#### [TASK INSTRUCTIONS]
What is needed is the number of lines below that contain the string "JSON", with no other text.

════════════════════

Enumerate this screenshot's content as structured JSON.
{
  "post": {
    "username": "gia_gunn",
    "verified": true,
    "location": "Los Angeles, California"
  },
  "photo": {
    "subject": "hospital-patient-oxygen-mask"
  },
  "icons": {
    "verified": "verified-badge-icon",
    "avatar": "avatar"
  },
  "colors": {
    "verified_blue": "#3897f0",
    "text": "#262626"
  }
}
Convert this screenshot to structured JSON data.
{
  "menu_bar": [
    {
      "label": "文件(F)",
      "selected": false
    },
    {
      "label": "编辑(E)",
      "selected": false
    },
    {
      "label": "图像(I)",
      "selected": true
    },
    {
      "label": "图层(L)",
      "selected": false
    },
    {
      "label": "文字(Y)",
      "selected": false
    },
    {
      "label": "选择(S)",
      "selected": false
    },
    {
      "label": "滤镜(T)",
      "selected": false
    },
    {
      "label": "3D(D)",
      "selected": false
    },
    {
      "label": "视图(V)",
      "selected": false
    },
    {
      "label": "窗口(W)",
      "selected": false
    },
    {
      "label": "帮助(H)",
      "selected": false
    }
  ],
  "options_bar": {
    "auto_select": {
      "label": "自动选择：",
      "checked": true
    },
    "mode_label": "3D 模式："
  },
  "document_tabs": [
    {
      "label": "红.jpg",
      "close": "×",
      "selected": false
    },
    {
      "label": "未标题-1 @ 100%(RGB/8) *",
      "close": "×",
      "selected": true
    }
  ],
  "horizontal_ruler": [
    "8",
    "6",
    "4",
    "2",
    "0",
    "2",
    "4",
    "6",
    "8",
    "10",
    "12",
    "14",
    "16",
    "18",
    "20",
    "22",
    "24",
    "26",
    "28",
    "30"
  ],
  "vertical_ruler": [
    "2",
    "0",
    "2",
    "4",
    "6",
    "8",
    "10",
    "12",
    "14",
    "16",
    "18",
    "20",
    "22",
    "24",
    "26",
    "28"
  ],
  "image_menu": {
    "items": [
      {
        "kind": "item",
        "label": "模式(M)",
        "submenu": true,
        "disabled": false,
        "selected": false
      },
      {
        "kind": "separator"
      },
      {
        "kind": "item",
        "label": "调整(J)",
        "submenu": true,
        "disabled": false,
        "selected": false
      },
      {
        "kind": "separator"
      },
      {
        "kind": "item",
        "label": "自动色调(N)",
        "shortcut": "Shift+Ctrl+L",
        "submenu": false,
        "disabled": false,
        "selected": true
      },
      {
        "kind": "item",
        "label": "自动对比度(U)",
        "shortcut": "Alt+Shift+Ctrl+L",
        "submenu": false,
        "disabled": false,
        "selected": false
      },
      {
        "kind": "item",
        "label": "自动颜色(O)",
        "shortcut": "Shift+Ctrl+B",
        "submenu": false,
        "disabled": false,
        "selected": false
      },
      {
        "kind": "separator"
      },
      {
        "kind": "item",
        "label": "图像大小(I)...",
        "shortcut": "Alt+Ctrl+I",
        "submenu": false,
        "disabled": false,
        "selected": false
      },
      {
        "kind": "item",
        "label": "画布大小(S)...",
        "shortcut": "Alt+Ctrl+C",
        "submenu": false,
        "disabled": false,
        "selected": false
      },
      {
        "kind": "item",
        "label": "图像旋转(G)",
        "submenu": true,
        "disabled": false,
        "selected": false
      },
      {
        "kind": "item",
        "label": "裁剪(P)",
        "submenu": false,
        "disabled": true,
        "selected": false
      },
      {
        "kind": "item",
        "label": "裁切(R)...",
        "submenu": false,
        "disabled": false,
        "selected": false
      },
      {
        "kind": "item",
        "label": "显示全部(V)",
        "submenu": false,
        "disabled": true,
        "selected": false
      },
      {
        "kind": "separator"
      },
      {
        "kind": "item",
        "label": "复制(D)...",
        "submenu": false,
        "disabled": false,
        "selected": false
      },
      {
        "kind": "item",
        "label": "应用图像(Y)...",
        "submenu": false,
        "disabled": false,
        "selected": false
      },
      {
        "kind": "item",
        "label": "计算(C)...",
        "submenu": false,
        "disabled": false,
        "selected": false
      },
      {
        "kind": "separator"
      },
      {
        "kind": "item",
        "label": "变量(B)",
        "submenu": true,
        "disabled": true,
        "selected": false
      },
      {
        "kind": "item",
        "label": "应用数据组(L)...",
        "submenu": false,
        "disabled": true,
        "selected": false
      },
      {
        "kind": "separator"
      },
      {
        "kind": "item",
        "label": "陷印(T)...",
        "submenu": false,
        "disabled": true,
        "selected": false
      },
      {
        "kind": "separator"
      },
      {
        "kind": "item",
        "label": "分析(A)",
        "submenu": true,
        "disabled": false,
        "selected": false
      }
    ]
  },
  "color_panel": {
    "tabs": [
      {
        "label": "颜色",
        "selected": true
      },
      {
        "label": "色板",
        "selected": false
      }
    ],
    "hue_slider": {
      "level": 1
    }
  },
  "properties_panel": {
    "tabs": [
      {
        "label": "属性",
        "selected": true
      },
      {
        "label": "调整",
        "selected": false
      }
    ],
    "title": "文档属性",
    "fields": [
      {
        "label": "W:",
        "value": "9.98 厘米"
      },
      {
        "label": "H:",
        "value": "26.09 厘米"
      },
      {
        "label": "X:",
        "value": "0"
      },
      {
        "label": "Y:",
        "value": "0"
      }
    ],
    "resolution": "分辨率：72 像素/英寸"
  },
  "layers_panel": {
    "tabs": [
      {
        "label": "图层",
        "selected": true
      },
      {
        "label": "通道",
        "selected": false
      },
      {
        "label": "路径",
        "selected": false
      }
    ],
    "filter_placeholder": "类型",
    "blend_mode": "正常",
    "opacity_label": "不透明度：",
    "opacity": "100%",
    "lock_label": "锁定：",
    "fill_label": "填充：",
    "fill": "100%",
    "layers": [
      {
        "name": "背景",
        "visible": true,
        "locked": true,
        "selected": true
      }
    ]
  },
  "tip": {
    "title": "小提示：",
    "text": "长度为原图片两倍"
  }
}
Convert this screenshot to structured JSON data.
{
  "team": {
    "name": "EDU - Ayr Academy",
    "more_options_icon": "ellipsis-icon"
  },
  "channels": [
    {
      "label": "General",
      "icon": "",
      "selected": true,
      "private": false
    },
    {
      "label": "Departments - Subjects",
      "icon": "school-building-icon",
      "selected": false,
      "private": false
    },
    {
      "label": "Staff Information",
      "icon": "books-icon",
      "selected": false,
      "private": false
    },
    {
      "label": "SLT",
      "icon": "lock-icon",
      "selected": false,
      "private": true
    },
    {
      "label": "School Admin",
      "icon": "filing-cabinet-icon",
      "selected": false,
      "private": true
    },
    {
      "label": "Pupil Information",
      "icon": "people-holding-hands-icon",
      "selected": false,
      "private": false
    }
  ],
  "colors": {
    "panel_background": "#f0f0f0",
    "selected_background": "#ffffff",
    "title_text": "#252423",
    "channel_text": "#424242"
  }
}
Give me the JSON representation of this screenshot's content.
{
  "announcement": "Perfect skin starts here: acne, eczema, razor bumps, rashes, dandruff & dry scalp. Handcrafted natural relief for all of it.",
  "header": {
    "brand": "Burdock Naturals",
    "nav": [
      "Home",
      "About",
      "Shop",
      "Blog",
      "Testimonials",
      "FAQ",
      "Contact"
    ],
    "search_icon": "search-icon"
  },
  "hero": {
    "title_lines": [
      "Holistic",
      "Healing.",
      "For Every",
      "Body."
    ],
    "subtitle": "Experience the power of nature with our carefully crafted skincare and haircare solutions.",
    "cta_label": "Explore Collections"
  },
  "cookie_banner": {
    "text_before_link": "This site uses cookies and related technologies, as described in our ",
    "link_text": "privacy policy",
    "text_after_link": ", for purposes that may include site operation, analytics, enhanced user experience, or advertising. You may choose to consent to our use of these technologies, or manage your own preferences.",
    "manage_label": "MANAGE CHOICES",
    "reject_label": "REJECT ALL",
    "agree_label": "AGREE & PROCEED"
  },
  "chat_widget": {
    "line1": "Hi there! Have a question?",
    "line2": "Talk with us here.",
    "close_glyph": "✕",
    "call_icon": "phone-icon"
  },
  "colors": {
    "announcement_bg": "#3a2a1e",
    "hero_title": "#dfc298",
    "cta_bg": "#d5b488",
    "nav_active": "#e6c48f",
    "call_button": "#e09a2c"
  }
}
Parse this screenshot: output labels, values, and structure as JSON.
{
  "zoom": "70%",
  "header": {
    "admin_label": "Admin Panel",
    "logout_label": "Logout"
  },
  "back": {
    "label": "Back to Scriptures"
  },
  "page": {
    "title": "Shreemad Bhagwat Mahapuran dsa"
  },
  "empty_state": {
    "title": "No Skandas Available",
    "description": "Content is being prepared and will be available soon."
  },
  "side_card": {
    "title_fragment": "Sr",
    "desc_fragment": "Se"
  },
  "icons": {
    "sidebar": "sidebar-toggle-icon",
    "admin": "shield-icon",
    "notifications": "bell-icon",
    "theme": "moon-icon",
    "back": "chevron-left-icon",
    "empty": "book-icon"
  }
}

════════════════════

#### [RESULT OF THIS EXERCISE]
5